The 77th NANOG meeting was held in Austin, Texas at the end of October and they invited Farsight’s Paul Vixie to deliver a keynote presentation. These are my thoughts in response to his presentation, and they are my interpretation of Paul’s talk and more than a few of my opinions thrown in for good measure!
In this article I'd like to look at one particular aspect of the Internet's inter-domain routing framework, namely the role of the Autonomous System (AS) Path in the operation of BGP, and in particular the use of AS Prepending.
Moving the DNS from the access ISP to the browser may not necessarily enhance open competition in the DNS world. In today's Internet just two browsers, Chrome and Safari dominate the browser world with an estimated 80% share of all users. If the DNS becomes a browser-specific setting, then what would that mean for the DNS resolver market? And why should we care? It would be useful to understand what is going on in the DNS today, before there has been any major shift to adopt DoH or DoT by high-use applications such as browsers. Can we measure the level of DNS centrality in the Internet today?
Stories of BGP routing mishaps span the entire thirty-year period that we’ve been using BGP to glue the Internet together.

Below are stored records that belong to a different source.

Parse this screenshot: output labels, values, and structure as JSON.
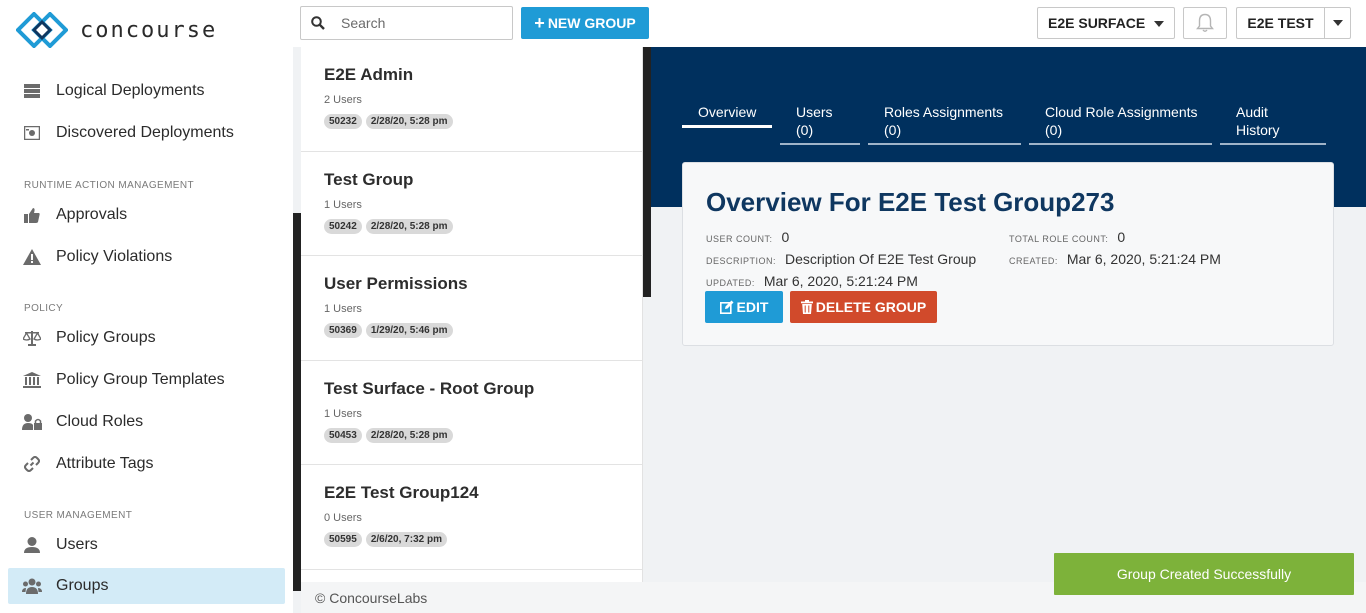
{
  "app": {
    "brand": "concourse"
  },
  "sidebar": {
    "items": [
      {
        "label": "Logical Deployments",
        "icon": "server-icon"
      },
      {
        "label": "Discovered Deployments",
        "icon": "discovered-icon"
      },
      {
        "label": "Approvals",
        "icon": "thumbs-up-icon"
      },
      {
        "label": "Policy Violations",
        "icon": "warning-icon"
      },
      {
        "label": "Policy Groups",
        "icon": "balance-scale-icon"
      },
      {
        "label": "Policy Group Templates",
        "icon": "institution-icon"
      },
      {
        "label": "Cloud Roles",
        "icon": "user-lock-icon"
      },
      {
        "label": "Attribute Tags",
        "icon": "link-icon"
      },
      {
        "label": "Users",
        "icon": "user-icon"
      },
      {
        "label": "Groups",
        "icon": "users-icon"
      }
    ],
    "sections": {
      "runtime": "RUNTIME ACTION MANAGEMENT",
      "policy": "POLICY",
      "user_management": "USER MANAGEMENT"
    },
    "active_item": "Groups"
  },
  "topbar": {
    "search_placeholder": "Search",
    "new_group_label": "NEW GROUP",
    "tenant": "E2E SURFACE",
    "user": "E2E TEST"
  },
  "groups": [
    {
      "name": "E2E Admin",
      "users": "2 Users",
      "id": "50232",
      "date": "2/28/20, 5:28 pm"
    },
    {
      "name": "Test Group",
      "users": "1 Users",
      "id": "50242",
      "date": "2/28/20, 5:28 pm"
    },
    {
      "name": "User Permissions",
      "users": "1 Users",
      "id": "50369",
      "date": "1/29/20, 5:46 pm"
    },
    {
      "name": "Test Surface - Root Group",
      "users": "1 Users",
      "id": "50453",
      "date": "2/28/20, 5:28 pm"
    },
    {
      "name": "E2E Test Group124",
      "users": "0 Users",
      "id": "50595",
      "date": "2/6/20, 7:32 pm"
    }
  ],
  "detail": {
    "tabs": [
      {
        "label": "Overview",
        "count": ""
      },
      {
        "label": "Users",
        "count": "(0)"
      },
      {
        "label": "Roles Assignments",
        "count": "(0)"
      },
      {
        "label": "Cloud Role Assignments",
        "count": "(0)"
      },
      {
        "label": "Audit",
        "count": "History"
      }
    ],
    "title": "Overview For E2E Test Group273",
    "user_count_label": "USER COUNT:",
    "user_count": "0",
    "total_role_count_label": "TOTAL ROLE COUNT:",
    "total_role_count": "0",
    "description_label": "DESCRIPTION:",
    "description": "Description Of E2E Test Group",
    "created_label": "CREATED:",
    "created": "Mar 6, 2020, 5:21:24 PM",
    "updated_label": "UPDATED:",
    "updated": "Mar 6, 2020, 5:21:24 PM",
    "edit_label": "EDIT",
    "delete_label": "DELETE GROUP"
  },
  "footer": {
    "copyright": "© ConcourseLabs"
  },
  "toast": {
    "message": "Group Created Successfully"
  },
  "colors": {
    "accent": "#1f9bd6",
    "header_navy": "#00305e",
    "danger": "#d14a2b",
    "success": "#7db23a",
    "active_nav": "#d3ebf7"
  }
}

We’ve experienced all kinds of route leaks from a few routes to a few thousand or more. We’ve seen route hijacks that pass by essentially unnoticed, and we’ve seen others that get quoted for the ensuing decade or longer! After some 30 years of running BGP it would be good to believe that we’ve learned from this rich set of accumulated experience, and we now understand how to manage the operation of BGP to keep it secure, stable and accurate. But no. That's is not where we are today. Why is the task to secure this protocol just so hard?
It may sound a little esoteric, but after a recently exposed Linux vulnerability the setting of the MSS value in a TCP handshake evidently matters. What values are used out there in the Internet today?

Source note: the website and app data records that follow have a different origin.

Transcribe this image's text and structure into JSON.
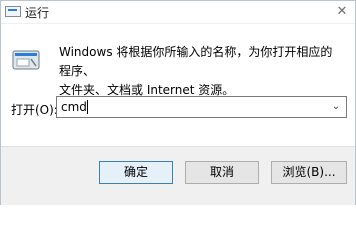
{
  "window": {
    "title": "运行",
    "close_glyph": "✕"
  },
  "dialog": {
    "description_line1": "Windows 将根据你所输入的名称，为你打开相应的程序、",
    "description_line2": "文件夹、文档或 Internet 资源。",
    "open_label": "打开(O):",
    "open_value": "cmd",
    "dropdown_glyph": "⌄"
  },
  "buttons": {
    "ok": "确定",
    "cancel": "取消",
    "browse": "浏览(B)..."
  },
  "colors": {
    "accent": "#2a7ed8",
    "footer_bg": "#f0f0f0",
    "default_button_border": "#3c7fb1"
  }
}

At IETF 105, held in Montreal at the end of July, the Technical Plenary part of the meeting had two speakers on the topic of privacy in today's Internet, Associate Professor Arvind Narayanan of Princeton University and Professor Stephen Bellovin of Colombia University. They were both quite disturbing talks in their distinct ways, and I'd like to share my impressions of these two presentations and then consider what privacy means for me in today's Internet.
DNSSEC is often viewed as a solution looking for a problem. It seems only logical that there is some intrinsic value in being able to explicitly verify the veracity and currency of responses received from DNS queries, yet fleshing this proposition out with practical examples has proved challenging. Where else might DNSSEC be useful?
In June I participated in a workshop, organized by the Internet Architecture Board, on the topic of protocol design and effect, looking at the differences between initial design expectations and deployment realities. These are my impressions of the discussions that took place at this workshop.
The first RFC describing BGP, RFC 1105, was published in June 1989, thirty years ago. That makes BGP a venerable protocol in the internet context and considering that it holds the Internet together it's still a central piece of the Internet's infrastructure. How has this critically important routing protocol fared over these thirty years and what are its future prospects? It BGP approaching its dotage or will it be a feature of the Internet for decades to come?
The root zone of the DNS has been the focal point of many DNS conversations for decades. One set of conversations, which is a major preoccupation of ICANN meetings, concerns what labels are contained in the root zone. A separate set of conversations concern how this root zone is served in the context of the DNS resolution protocol. In this article I'd like to look at the second topic, and, in particular, look at two proposals to augment the way the root zone is served to the DNS.
From time to time the IETF seriously grapples with its role with respect to technology relating to users' privacy. Should the IETF publish standard specifications of technologies that facilitate third party eavesdropping on communications or should it refrain from working on such technologies? Should the IETF take further steps and publish standard specifications of technologies that directly impede various forms of third party eavesdropping on communications? Is a consistent position from the IETF on personal privacy preferred? Or should the IETF be as agnostic as possible and publish protocol specifications based solely on technical coherency and interoperability without particular regard to issues of personal privacy? This issue surfaced at IETF 104 in the context of discussions of DNS over HTTPS, or DOH.
Many aspects of technology adoption in the Internet over time show simple "up and to the right" curves. What lies behind these curves is the assumption that once a decision is made to deploy a technology the decision is not subsequently "unmade." When we observe an adoption curve fall rather than rise, then it’s reasonable to ask what is going on.
Quick UDP Internet Connection (QUIC) is a network protocol initially developed and deployed by Google, and now being standardized in the Internet Engineering Task Force. In this article we’ll take a quick tour of QUIC, looking at what goals influenced its design, and what implications QUIC might have on the overall architecture of the Internet Protocol.